Naghmeh, the wife of U.S. Pastor Saeed Abedini who remains in an Iranian prison because of his Christian faith, says she has decided to be arrested while praying for her husband in front of the White House on March 8, just as some faith leaders plan prayer and arrests there on Monday.
"I have made the decision to be arrested in front of the White House on March 8 because of my love for my husband. Because there is not one stone I would not leave unturned to secure his release," Naghmeh said in a statement issued by the Rev. Patrick J. Mahoney, director of the Christian Defense Coalition in Washington, D.C.
"I knew in my heart that this decision did not come out of rebellion against my government or hatred or disobedience, but it came out of love for my husband and the persecuted Christians. That it came out of love for those who are in chains because of their faith in Jesus," Naghmeh added.
While Pastor Saeed's wife has plans to pray peacefully risking arrest in March, some faith organizations and leaders will do just that in support of her husband and persecuted church at noon on Monday, the statement said.
Monday's action takes place on the national holiday which honors Dr. Martin Luther King, and as face-to-face talks with Iran begin regarding their nuclear program.
Iran started suspending its uranium enrichment Monday as part of a six-month interim agreement that gives Iran and six other countries, including the U.S., more time to negotiate a permanent solution, according to CNN.
However, Pastor Saeed continues to serve an eight-year sentence.
President Obama's administration has not shown enough commitment to the plight of Saeed, the persecuted church and human rights around the world, the Coalition said. "President Obama has yet to call or reach out to Naghmeh Abedini, the wife of Pastor Saeed, pledging American support for her imprisoned husband and religious freedom."
Obama has shown commitment to other causes, the Coalition noted. The president "personally reached out and called Jason Collins, the first openly gay athlete in an American professional sport, and Sandra Fluke, an attorney, when she called for health insurance plans to cover birth control."
"Tragically the Obama administration has shown no public commitment toward securing the release of pastor Saeed from a brutal eight year Iranian prison sentence or embracing religious freedom and the persecuted church around the world," Mahoney said.
"We will be giving a national call to the faith community and people of good will from all across America to come to our nation's capital on March 8 and stand in solidarity with Naghmeh, her husband and the persecuted church," he added.
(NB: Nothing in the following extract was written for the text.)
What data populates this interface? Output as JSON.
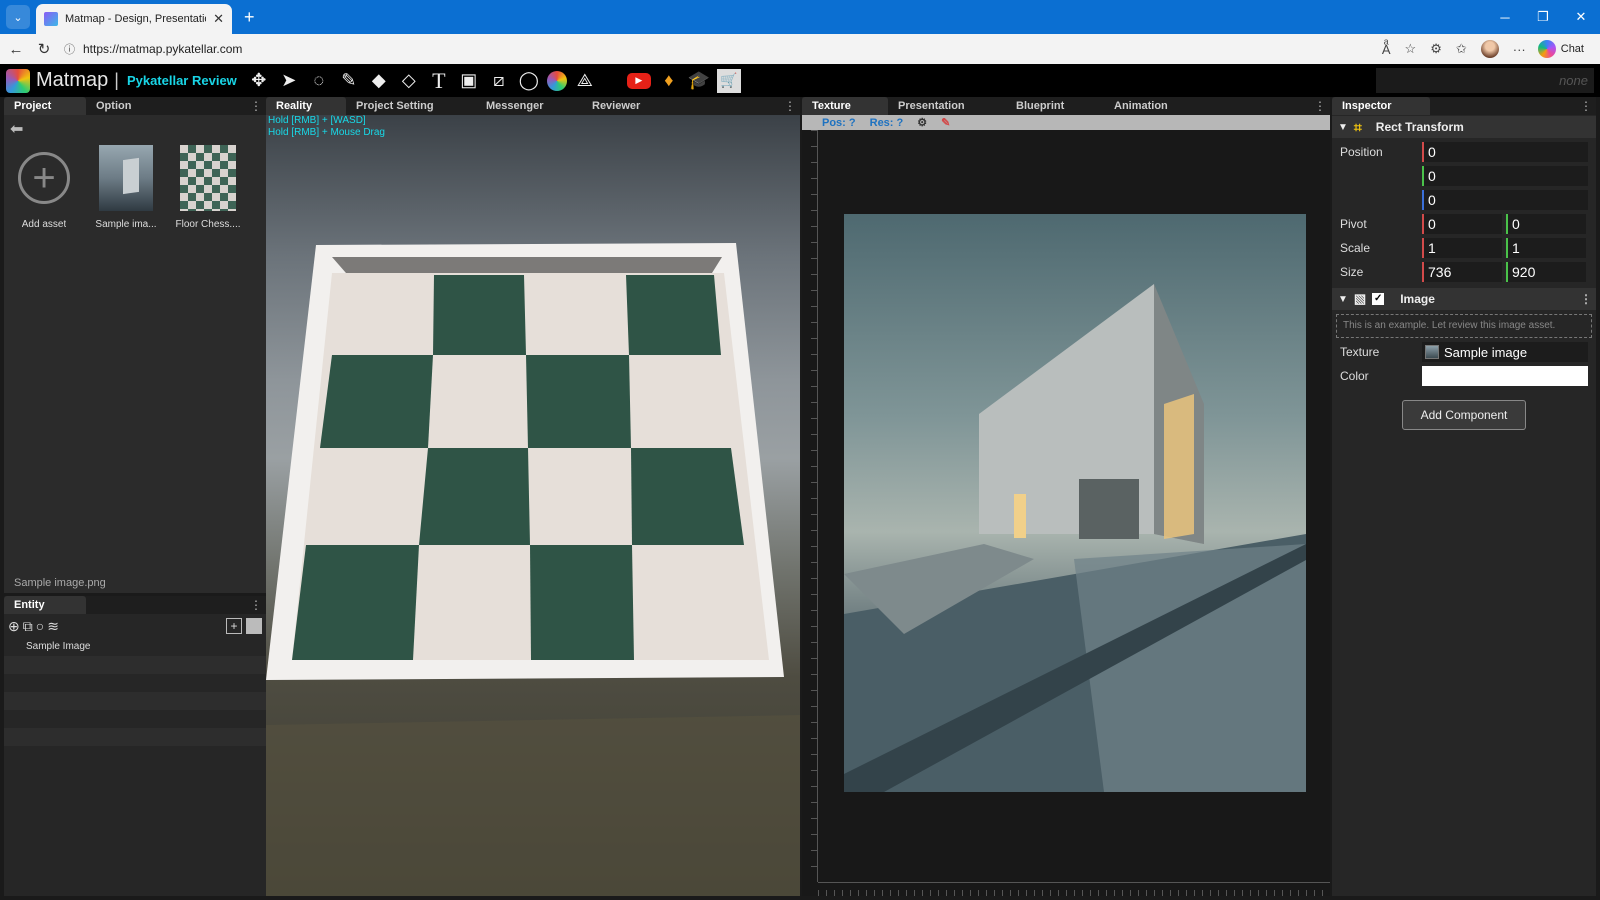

Saeed grew up in Iran before converting to Christianity at the age of 20. He later traveled with his family back and forth between Iran and the U.S. to meet other members of his family and for Christian work.
During one such trip in 2009, Saeed was detained by Iranian officials and interrogated for his conversion. While he was released with a warning against engaging in underground church activities, he was once again arrested in July 2011 while working on a non-sectarian orphanage project.
Saeed was sentenced last year for endangering "national security," but it is believed the punishment has more to do with his Christian faith.